Joshua Guthrie has a message for teenagers: They can do something to make the world a better place.
Guthrie, 16, is leading by example. The Christian teen – a high school sophomore who’s also dually enrolled at Union University in Jackson, Tenn. – has launched an initiative to raise money for a freshwater well in Sudan.
Guthrie intends to provide clean drinking water for the Sudanese people as a demonstration of God’s love for them through his campaign called “Dollar for a Drink.”
“The concept is extremely simple,” Guthrie said. “Give up one drink, and instead give that $1 to help build a well in Sudan. Our objective is for one well, which is $8,000 …”
Guthrie said more than 12 million people in Sudan lack adequate access to clean water. Digging wells is also expensive, because the dry climate requires deep digging to get to the water.
In addition, Guthrie said the lack of water leads to tribal conflicts.
“So, in a way, putting in more wells not only eliminates the thirst, but also wars as well,” he said.
Guthrie is working on the project with Baptist Global Response, an international relief and development organization, which has set aside a specific well for which Guthrie is raising money. Once the money is collected, BGR will send in a team to dig the well, and the workers will use their time in Sudan as an opportunity to talk with people about the love of God.
The project launched in September. Though larger donations are welcomed, Guthrie is asking people to donate $1 – what it would cost them to purchase a soft drink – to the effort. Though some may think their small donation doesn’t matter, Guthrie disagrees.
“I like to think of every dollar as a droplet of water,” he said. “By itself, that droplet can’t do a whole lot of good. But if you combine them all, you really have this large power source that really can make a large dent in the situation in Sudan.”

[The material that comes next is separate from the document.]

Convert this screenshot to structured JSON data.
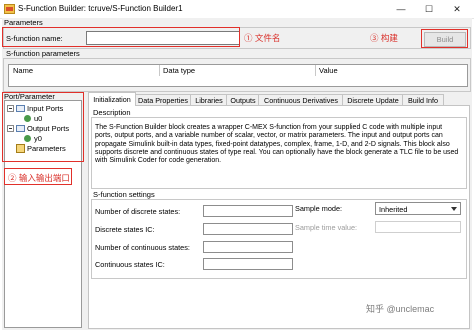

At the time this story was written, Joshua had collected about $3,855.
“This is a way all of us can be doers of the word,” Guthrie said. “Right now, in the next few minutes, we can act on Jesus words’ where he said, ‘When I was thirsty, you gave me a drink.’ Our Sudanese brothers and sisters are the least of these, so we hope that people will not delay giving, but act now if the Spirit is prompting them.”
He especially hopes teenagers will get involved in the effort, perhaps adopting it as a project for their church youth groups.
“I really hope to be a motivation to other teenagers that it really doesn’t matter what your age is, you can make a difference in the world and overcome the low expectations of the culture,” he said.